The global economy will expand faster next year while still facing challenges, such as low productivity, high income inequality and low inflation, a senior official with the International Monetary Fund (IMF) said on Monday.
"The most recent IMF forecast, issued in July, projected global growth at 3.5 percent this year and 3.6 percent in 2018...the Fund will issue its next World Economic Outlook in a week, and there is every reason to see these trends continuing," said Zhang Tao, deputy managing director of the IMF, at an annual meeting of the National Association for Business Economics.
Zhang said the IMF's emergency lending has declined as countries have found their financial footing again as the impact of the global crisis fades.
However, he warned of the challenges the global economy is still facing, such as low productivity growth, income polarization in some advanced economies, and low inflation.
"Innovation has reshaped labor and product markets. However, this disruptive change has taken place without an apparent increase in productivity," said Zhang.
Low productivity growth has also contributed to the rise of income inequality in advanced economies, because it has become more difficult to raise living standards due to low productivity, according to the official.
Another challenge facing the global economy is low inflation linked to the low level of wage growth, said Zhang.
He attributed low wage growth to structural forecasts, such as weak productivity growth, aging population and the increasing consolidation of companies.

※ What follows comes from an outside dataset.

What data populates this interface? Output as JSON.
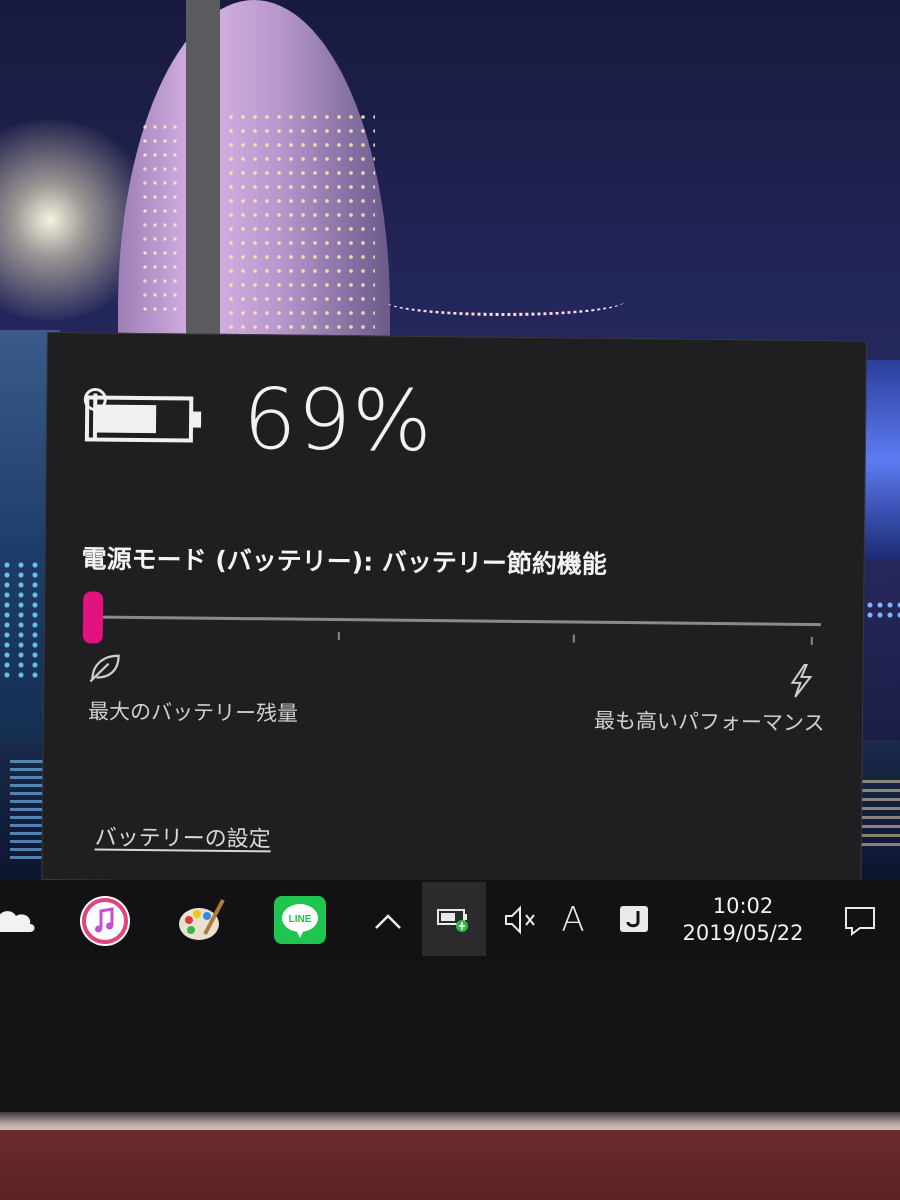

"Achieving stronger growth will require the right combination of policies, especially to reinforce labor and capital markets," said Zhang. He called for a range of reforms to improve efficiency and competitiveness of the global economy.